◆ Input material:
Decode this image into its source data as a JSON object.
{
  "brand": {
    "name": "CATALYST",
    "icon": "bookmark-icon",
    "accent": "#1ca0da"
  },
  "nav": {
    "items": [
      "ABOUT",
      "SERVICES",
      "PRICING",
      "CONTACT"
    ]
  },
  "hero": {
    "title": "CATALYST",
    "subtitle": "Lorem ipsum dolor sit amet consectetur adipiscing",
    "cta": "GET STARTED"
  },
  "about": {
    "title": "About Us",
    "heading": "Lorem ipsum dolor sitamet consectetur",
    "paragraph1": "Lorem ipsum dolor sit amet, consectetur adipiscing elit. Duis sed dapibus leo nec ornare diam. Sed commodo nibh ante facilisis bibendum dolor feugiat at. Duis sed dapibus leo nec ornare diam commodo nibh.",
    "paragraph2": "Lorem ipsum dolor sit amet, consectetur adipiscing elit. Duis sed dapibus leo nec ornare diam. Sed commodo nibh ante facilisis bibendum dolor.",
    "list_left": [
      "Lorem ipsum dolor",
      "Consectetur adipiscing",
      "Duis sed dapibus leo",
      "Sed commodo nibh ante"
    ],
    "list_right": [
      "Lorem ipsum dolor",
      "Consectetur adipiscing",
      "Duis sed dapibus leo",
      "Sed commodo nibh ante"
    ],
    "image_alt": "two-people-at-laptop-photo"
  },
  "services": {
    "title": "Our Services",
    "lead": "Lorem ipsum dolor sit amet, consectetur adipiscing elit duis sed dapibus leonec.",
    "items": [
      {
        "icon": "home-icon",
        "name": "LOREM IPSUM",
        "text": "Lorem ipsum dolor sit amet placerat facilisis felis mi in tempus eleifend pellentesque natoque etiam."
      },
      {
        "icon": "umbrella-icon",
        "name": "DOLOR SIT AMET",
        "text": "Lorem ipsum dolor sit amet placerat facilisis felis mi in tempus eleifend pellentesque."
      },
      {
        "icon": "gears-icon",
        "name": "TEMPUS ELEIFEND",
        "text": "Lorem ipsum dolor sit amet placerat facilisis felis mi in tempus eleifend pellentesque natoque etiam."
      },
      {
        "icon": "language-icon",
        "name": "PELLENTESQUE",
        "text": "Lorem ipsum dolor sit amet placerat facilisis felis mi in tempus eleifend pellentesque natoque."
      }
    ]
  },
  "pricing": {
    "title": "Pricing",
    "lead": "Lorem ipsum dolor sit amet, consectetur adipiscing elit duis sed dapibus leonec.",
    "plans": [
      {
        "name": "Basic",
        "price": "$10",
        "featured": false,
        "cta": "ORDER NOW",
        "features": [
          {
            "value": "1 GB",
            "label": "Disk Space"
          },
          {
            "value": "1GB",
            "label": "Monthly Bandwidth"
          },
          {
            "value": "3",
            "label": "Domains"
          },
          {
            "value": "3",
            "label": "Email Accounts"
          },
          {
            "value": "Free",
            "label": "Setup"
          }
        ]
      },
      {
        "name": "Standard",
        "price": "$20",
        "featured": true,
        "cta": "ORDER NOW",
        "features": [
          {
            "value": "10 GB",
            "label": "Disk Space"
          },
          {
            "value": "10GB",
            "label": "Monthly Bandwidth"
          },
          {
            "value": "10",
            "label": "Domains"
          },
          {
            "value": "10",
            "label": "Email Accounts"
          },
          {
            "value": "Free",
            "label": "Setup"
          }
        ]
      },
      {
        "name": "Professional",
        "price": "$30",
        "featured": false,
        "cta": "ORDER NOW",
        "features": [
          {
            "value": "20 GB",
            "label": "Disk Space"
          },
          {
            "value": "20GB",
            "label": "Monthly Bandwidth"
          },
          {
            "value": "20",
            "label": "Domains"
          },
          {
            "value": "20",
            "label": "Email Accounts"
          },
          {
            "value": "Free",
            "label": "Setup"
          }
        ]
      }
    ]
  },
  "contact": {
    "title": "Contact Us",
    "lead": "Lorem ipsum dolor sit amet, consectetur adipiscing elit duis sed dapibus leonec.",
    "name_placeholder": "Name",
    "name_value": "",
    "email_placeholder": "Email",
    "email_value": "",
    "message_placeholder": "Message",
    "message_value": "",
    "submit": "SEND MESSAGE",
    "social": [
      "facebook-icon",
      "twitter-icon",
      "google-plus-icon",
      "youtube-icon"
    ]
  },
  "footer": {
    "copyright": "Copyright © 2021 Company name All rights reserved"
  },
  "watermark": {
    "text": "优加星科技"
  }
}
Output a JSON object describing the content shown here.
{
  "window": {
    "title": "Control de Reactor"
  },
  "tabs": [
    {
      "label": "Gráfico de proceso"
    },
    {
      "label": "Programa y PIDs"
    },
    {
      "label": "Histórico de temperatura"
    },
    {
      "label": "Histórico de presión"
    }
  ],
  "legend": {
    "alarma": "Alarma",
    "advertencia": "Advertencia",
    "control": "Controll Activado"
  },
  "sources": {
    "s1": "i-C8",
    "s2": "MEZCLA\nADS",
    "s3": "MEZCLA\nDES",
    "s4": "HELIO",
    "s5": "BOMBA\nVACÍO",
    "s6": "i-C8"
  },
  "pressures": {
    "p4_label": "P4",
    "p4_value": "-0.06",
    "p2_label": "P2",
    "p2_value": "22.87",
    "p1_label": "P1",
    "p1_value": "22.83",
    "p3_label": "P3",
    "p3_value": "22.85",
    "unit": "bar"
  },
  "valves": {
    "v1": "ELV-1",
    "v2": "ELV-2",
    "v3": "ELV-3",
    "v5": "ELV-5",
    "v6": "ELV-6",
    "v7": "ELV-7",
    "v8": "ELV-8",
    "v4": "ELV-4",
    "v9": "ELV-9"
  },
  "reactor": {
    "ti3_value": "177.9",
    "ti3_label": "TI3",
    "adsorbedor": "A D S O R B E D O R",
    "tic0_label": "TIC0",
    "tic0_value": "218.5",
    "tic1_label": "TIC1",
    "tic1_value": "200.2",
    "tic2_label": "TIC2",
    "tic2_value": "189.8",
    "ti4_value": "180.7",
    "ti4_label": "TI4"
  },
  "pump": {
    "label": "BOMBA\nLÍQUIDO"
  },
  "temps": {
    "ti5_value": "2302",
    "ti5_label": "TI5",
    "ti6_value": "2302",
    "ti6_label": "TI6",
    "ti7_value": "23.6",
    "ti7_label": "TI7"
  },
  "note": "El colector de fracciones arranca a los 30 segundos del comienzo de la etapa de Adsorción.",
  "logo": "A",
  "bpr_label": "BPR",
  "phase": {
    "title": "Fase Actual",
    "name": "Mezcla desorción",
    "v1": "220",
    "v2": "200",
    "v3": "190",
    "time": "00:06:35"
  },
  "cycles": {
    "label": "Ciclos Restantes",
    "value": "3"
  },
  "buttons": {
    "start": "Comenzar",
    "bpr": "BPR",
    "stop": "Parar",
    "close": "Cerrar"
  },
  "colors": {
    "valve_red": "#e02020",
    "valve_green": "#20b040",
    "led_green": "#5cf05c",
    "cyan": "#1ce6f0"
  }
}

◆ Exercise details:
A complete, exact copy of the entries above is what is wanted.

◆ Result of this task:
Decode this image into its source data as a JSON object.
{
  "brand": {
    "name": "CATALYST",
    "icon": "bookmark-icon",
    "accent": "#1ca0da"
  },
  "nav": {
    "items": [
      "ABOUT",
      "SERVICES",
      "PRICING",
      "CONTACT"
    ]
  },
  "hero": {
    "title": "CATALYST",
    "subtitle": "Lorem ipsum dolor sit amet consectetur adipiscing",
    "cta": "GET STARTED"
  },
  "about": {
    "title": "About Us",
    "heading": "Lorem ipsum dolor sitamet consectetur",
    "paragraph1": "Lorem ipsum dolor sit amet, consectetur adipiscing elit. Duis sed dapibus leo nec ornare diam. Sed commodo nibh ante facilisis bibendum dolor feugiat at. Duis sed dapibus leo nec ornare diam commodo nibh.",
    "paragraph2": "Lorem ipsum dolor sit amet, consectetur adipiscing elit. Duis sed dapibus leo nec ornare diam. Sed commodo nibh ante facilisis bibendum dolor.",
    "list_left": [
      "Lorem ipsum dolor",
      "Consectetur adipiscing",
      "Duis sed dapibus leo",
      "Sed commodo nibh ante"
    ],
    "list_right": [
      "Lorem ipsum dolor",
      "Consectetur adipiscing",
      "Duis sed dapibus leo",
      "Sed commodo nibh ante"
    ],
    "image_alt": "two-people-at-laptop-photo"
  },
  "services": {
    "title": "Our Services",
    "lead": "Lorem ipsum dolor sit amet, consectetur adipiscing elit duis sed dapibus leonec.",
    "items": [
      {
        "icon": "home-icon",
        "name": "LOREM IPSUM",
        "text": "Lorem ipsum dolor sit amet placerat facilisis felis mi in tempus eleifend pellentesque natoque etiam."
      },
      {
        "icon": "umbrella-icon",
        "name": "DOLOR SIT AMET",
        "text": "Lorem ipsum dolor sit amet placerat facilisis felis mi in tempus eleifend pellentesque."
      },
      {
        "icon": "gears-icon",
        "name": "TEMPUS ELEIFEND",
        "text": "Lorem ipsum dolor sit amet placerat facilisis felis mi in tempus eleifend pellentesque natoque etiam."
      },
      {
        "icon": "language-icon",
        "name": "PELLENTESQUE",
        "text": "Lorem ipsum dolor sit amet placerat facilisis felis mi in tempus eleifend pellentesque natoque."
      }
    ]
  },
  "pricing": {
    "title": "Pricing",
    "lead": "Lorem ipsum dolor sit amet, consectetur adipiscing elit duis sed dapibus leonec.",
    "plans": [
      {
        "name": "Basic",
        "price": "$10",
        "featured": false,
        "cta": "ORDER NOW",
        "features": [
          {
            "value": "1 GB",
            "label": "Disk Space"
          },
          {
            "value": "1GB",
            "label": "Monthly Bandwidth"
          },
          {
            "value": "3",
            "label": "Domains"
          },
          {
            "value": "3",
            "label": "Email Accounts"
          },
          {
            "value": "Free",
            "label": "Setup"
          }
        ]
      },
      {
        "name": "Standard",
        "price": "$20",
        "featured": true,
        "cta": "ORDER NOW",
        "features": [
          {
            "value": "10 GB",
            "label": "Disk Space"
          },
          {
            "value": "10GB",
            "label": "Monthly Bandwidth"
          },
          {
            "value": "10",
            "label": "Domains"
          },
          {
            "value": "10",
            "label": "Email Accounts"
          },
          {
            "value": "Free",
            "label": "Setup"
          }
        ]
      },
      {
        "name": "Professional",
        "price": "$30",
        "featured": false,
        "cta": "ORDER NOW",
        "features": [
          {
            "value": "20 GB",
            "label": "Disk Space"
          },
          {
            "value": "20GB",
            "label": "Monthly Bandwidth"
          },
          {
            "value": "20",
            "label": "Domains"
          },
          {
            "value": "20",
            "label": "Email Accounts"
          },
          {
            "value": "Free",
            "label": "Setup"
          }
        ]
      }
    ]
  },
  "contact": {
    "title": "Contact Us",
    "lead": "Lorem ipsum dolor sit amet, consectetur adipiscing elit duis sed dapibus leonec.",
    "name_placeholder": "Name",
    "name_value": "",
    "email_placeholder": "Email",
    "email_value": "",
    "message_placeholder": "Message",
    "message_value": "",
    "submit": "SEND MESSAGE",
    "social": [
      "facebook-icon",
      "twitter-icon",
      "google-plus-icon",
      "youtube-icon"
    ]
  },
  "footer": {
    "copyright": "Copyright © 2021 Company name All rights reserved"
  },
  "watermark": {
    "text": "优加星科技"
  }
}
Output a JSON object describing the content shown here.
{
  "window": {
    "title": "Control de Reactor"
  },
  "tabs": [
    {
      "label": "Gráfico de proceso"
    },
    {
      "label": "Programa y PIDs"
    },
    {
      "label": "Histórico de temperatura"
    },
    {
      "label": "Histórico de presión"
    }
  ],
  "legend": {
    "alarma": "Alarma",
    "advertencia": "Advertencia",
    "control": "Controll Activado"
  },
  "sources": {
    "s1": "i-C8",
    "s2": "MEZCLA\nADS",
    "s3": "MEZCLA\nDES",
    "s4": "HELIO",
    "s5": "BOMBA\nVACÍO",
    "s6": "i-C8"
  },
  "pressures": {
    "p4_label": "P4",
    "p4_value": "-0.06",
    "p2_label": "P2",
    "p2_value": "22.87",
    "p1_label": "P1",
    "p1_value": "22.83",
    "p3_label": "P3",
    "p3_value": "22.85",
    "unit": "bar"
  },
  "valves": {
    "v1": "ELV-1",
    "v2": "ELV-2",
    "v3": "ELV-3",
    "v5": "ELV-5",
    "v6": "ELV-6",
    "v7": "ELV-7",
    "v8": "ELV-8",
    "v4": "ELV-4",
    "v9": "ELV-9"
  },
  "reactor": {
    "ti3_value": "177.9",
    "ti3_label": "TI3",
    "adsorbedor": "A D S O R B E D O R",
    "tic0_label": "TIC0",
    "tic0_value": "218.5",
    "tic1_label": "TIC1",
    "tic1_value": "200.2",
    "tic2_label": "TIC2",
    "tic2_value": "189.8",
    "ti4_value": "180.7",
    "ti4_label": "TI4"
  },
  "pump": {
    "label": "BOMBA\nLÍQUIDO"
  },
  "temps": {
    "ti5_value": "2302",
    "ti5_label": "TI5",
    "ti6_value": "2302",
    "ti6_label": "TI6",
    "ti7_value": "23.6",
    "ti7_label": "TI7"
  },
  "note": "El colector de fracciones arranca a los 30 segundos del comienzo de la etapa de Adsorción.",
  "logo": "A",
  "bpr_label": "BPR",
  "phase": {
    "title": "Fase Actual",
    "name": "Mezcla desorción",
    "v1": "220",
    "v2": "200",
    "v3": "190",
    "time": "00:06:35"
  },
  "cycles": {
    "label": "Ciclos Restantes",
    "value": "3"
  },
  "buttons": {
    "start": "Comenzar",
    "bpr": "BPR",
    "stop": "Parar",
    "close": "Cerrar"
  },
  "colors": {
    "valve_red": "#e02020",
    "valve_green": "#20b040",
    "led_green": "#5cf05c",
    "cyan": "#1ce6f0"
  }
}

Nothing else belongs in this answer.